ACTION ITEM: Reproduce each entry exactly as it reads. Leave the images out.
== Segment start ==
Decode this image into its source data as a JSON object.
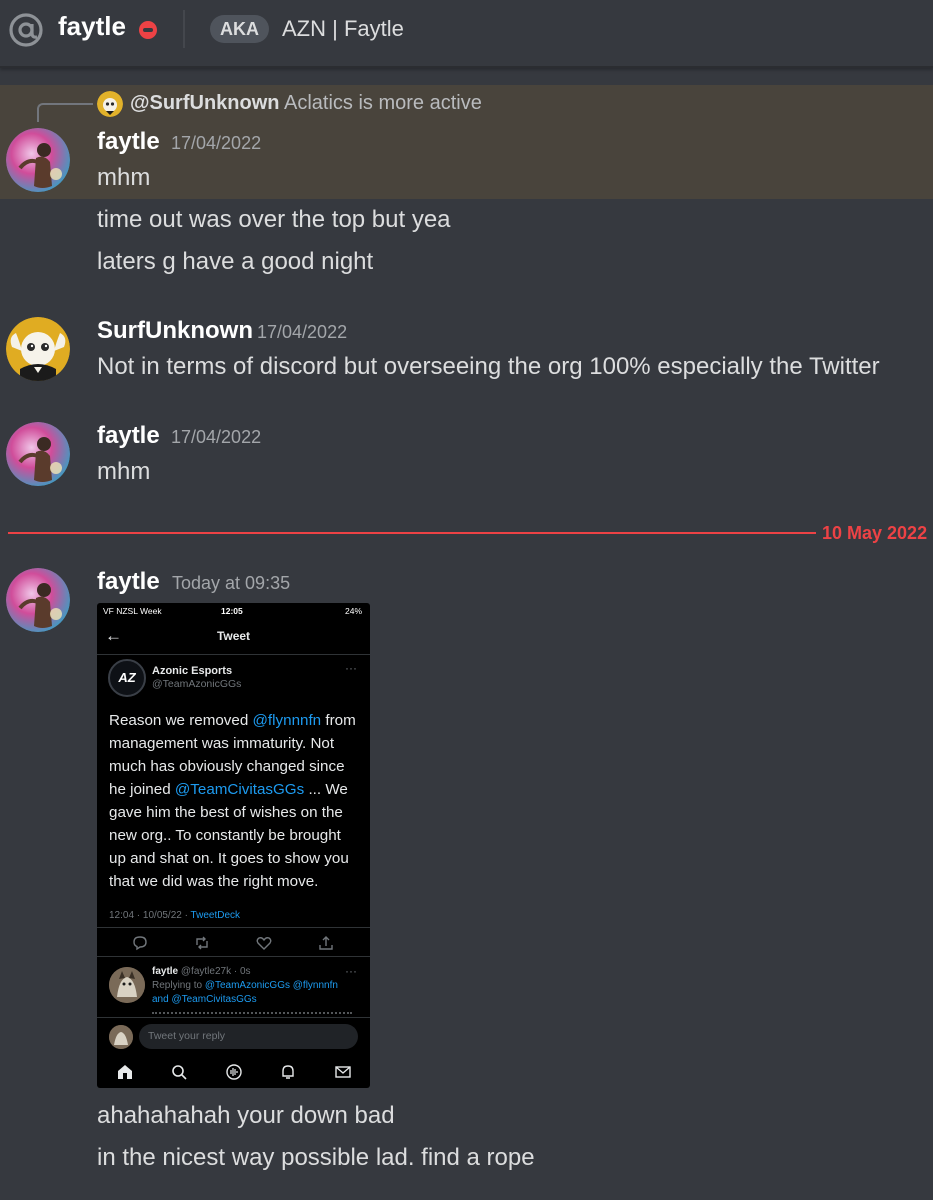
{
  "header": {
    "username": "faytle",
    "status": "do-not-disturb",
    "aka_label": "AKA",
    "nickname": "AZN | Faytle"
  },
  "reply_reference": {
    "author": "@SurfUnknown",
    "text": "Aclatics is more active"
  },
  "messages": [
    {
      "author": "faytle",
      "timestamp": "17/04/2022",
      "lines": [
        "mhm",
        "time out was over the top but yea",
        "laters g have a good night"
      ]
    },
    {
      "author": "SurfUnknown",
      "timestamp": "17/04/2022",
      "lines": [
        "Not in terms of discord but overseeing the org 100% especially the Twitter"
      ]
    },
    {
      "author": "faytle",
      "timestamp": "17/04/2022",
      "lines": [
        "mhm"
      ]
    }
  ],
  "date_divider": "10 May 2022",
  "last_message": {
    "author": "faytle",
    "timestamp": "Today at 09:35",
    "lines": [
      "ahahahahah your down bad",
      "in the nicest way possible lad. find a rope"
    ]
  },
  "screenshot": {
    "status_left": "VF NZSL Week",
    "status_time": "12:05",
    "status_battery": "24%",
    "page_title": "Tweet",
    "author_name": "Azonic Esports",
    "author_handle": "@TeamAzonicGGs",
    "avatar_text": "AZ",
    "body_lines": [
      [
        "Reason we removed ",
        "@flynnnfn",
        " from"
      ],
      [
        "management was immaturity. Not",
        "",
        ""
      ],
      [
        "much has obviously changed since",
        "",
        ""
      ],
      [
        "he joined ",
        "@TeamCivitasGGs",
        " ... We"
      ],
      [
        "gave him the best of wishes on the",
        "",
        ""
      ],
      [
        "new org.. To constantly be brought",
        "",
        ""
      ],
      [
        "up and shat on. It goes to show you",
        "",
        ""
      ],
      [
        "that we did was the right move.",
        "",
        ""
      ]
    ],
    "meta_time": "12:04 · 10/05/22 · ",
    "meta_source": "TweetDeck",
    "reply_name": "faytle",
    "reply_handle": "@faytle27k · 0s",
    "reply_to_prefix": "Replying to ",
    "reply_to_1": "@TeamAzonicGGs @flynnnfn",
    "reply_to_and": "and ",
    "reply_to_2": "@TeamCivitasGGs",
    "composer_placeholder": "Tweet your reply",
    "more_glyph": "···"
  },
  "colors": {
    "background": "#36393f",
    "highlight": "#49443c",
    "divider_red": "#ed4245",
    "mention_blue": "#1d9bf0"
  }
}
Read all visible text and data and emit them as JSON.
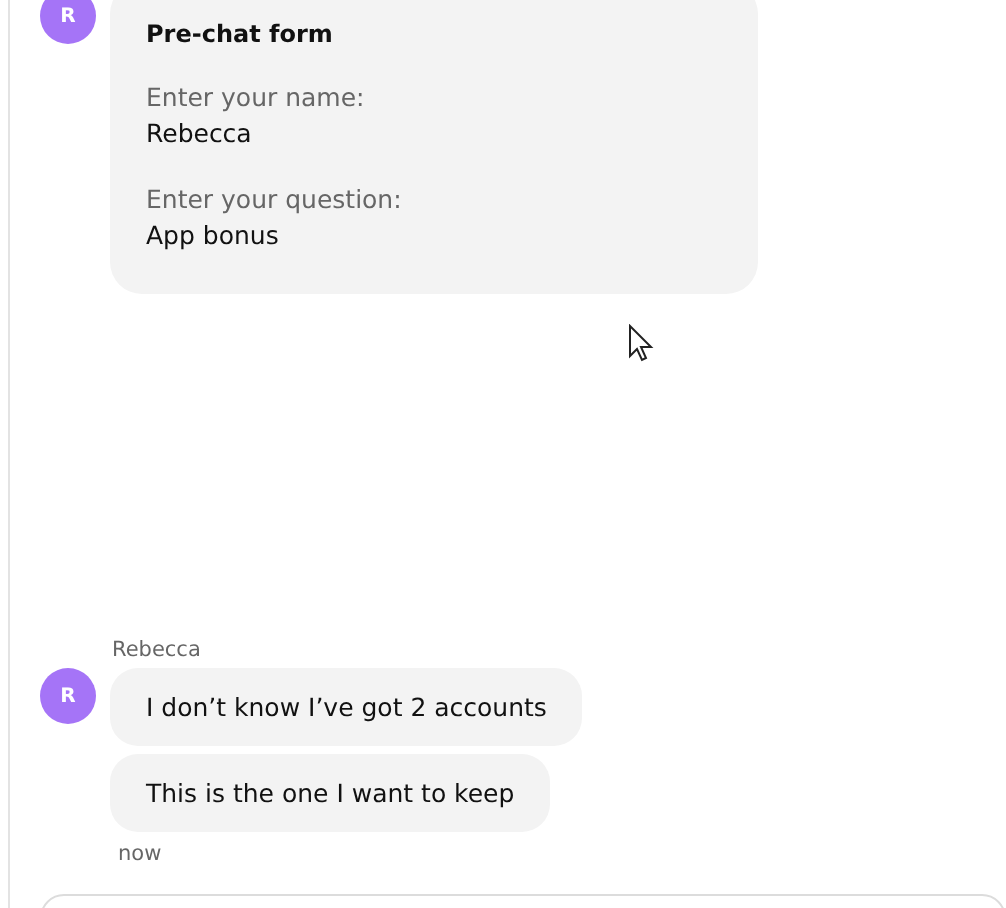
{
  "messages": [
    {
      "kind": "form",
      "author_initial": "R",
      "title": "Pre-chat form",
      "fields": [
        {
          "label": "Enter your name:",
          "value": "Rebecca"
        },
        {
          "label": "Enter your question:",
          "value": "App bonus"
        }
      ]
    },
    {
      "kind": "bubbles",
      "author_name": "Rebecca",
      "author_initial": "R",
      "texts": [
        "I don’t know I’ve got 2 accounts",
        "This is the one I want to keep"
      ],
      "time": "now"
    }
  ]
}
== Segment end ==
OUTPUT FOR THIS EXERCISE:
Decode this image into its source data as a JSON object.
{
  "header": {
    "username": "faytle",
    "status": "do-not-disturb",
    "aka_label": "AKA",
    "nickname": "AZN | Faytle"
  },
  "reply_reference": {
    "author": "@SurfUnknown",
    "text": "Aclatics is more active"
  },
  "messages": [
    {
      "author": "faytle",
      "timestamp": "17/04/2022",
      "lines": [
        "mhm",
        "time out was over the top but yea",
        "laters g have a good night"
      ]
    },
    {
      "author": "SurfUnknown",
      "timestamp": "17/04/2022",
      "lines": [
        "Not in terms of discord but overseeing the org 100% especially the Twitter"
      ]
    },
    {
      "author": "faytle",
      "timestamp": "17/04/2022",
      "lines": [
        "mhm"
      ]
    }
  ],
  "date_divider": "10 May 2022",
  "last_message": {
    "author": "faytle",
    "timestamp": "Today at 09:35",
    "lines": [
      "ahahahahah your down bad",
      "in the nicest way possible lad. find a rope"
    ]
  },
  "screenshot": {
    "status_left": "VF NZSL Week",
    "status_time": "12:05",
    "status_battery": "24%",
    "page_title": "Tweet",
    "author_name": "Azonic Esports",
    "author_handle": "@TeamAzonicGGs",
    "avatar_text": "AZ",
    "body_lines": [
      [
        "Reason we removed ",
        "@flynnnfn",
        " from"
      ],
      [
        "management was immaturity. Not",
        "",
        ""
      ],
      [
        "much has obviously changed since",
        "",
        ""
      ],
      [
        "he joined ",
        "@TeamCivitasGGs",
        " ... We"
      ],
      [
        "gave him the best of wishes on the",
        "",
        ""
      ],
      [
        "new org.. To constantly be brought",
        "",
        ""
      ],
      [
        "up and shat on. It goes to show you",
        "",
        ""
      ],
      [
        "that we did was the right move.",
        "",
        ""
      ]
    ],
    "meta_time": "12:04 · 10/05/22 · ",
    "meta_source": "TweetDeck",
    "reply_name": "faytle",
    "reply_handle": "@faytle27k · 0s",
    "reply_to_prefix": "Replying to ",
    "reply_to_1": "@TeamAzonicGGs @flynnnfn",
    "reply_to_and": "and ",
    "reply_to_2": "@TeamCivitasGGs",
    "composer_placeholder": "Tweet your reply",
    "more_glyph": "···"
  },
  "colors": {
    "background": "#36393f",
    "highlight": "#49443c",
    "divider_red": "#ed4245",
    "mention_blue": "#1d9bf0"
  }
}
Read all visible text and data and emit them as JSON.
{
  "messages": [
    {
      "kind": "form",
      "author_initial": "R",
      "title": "Pre-chat form",
      "fields": [
        {
          "label": "Enter your name:",
          "value": "Rebecca"
        },
        {
          "label": "Enter your question:",
          "value": "App bonus"
        }
      ]
    },
    {
      "kind": "bubbles",
      "author_name": "Rebecca",
      "author_initial": "R",
      "texts": [
        "I don’t know I’ve got 2 accounts",
        "This is the one I want to keep"
      ],
      "time": "now"
    }
  ]
}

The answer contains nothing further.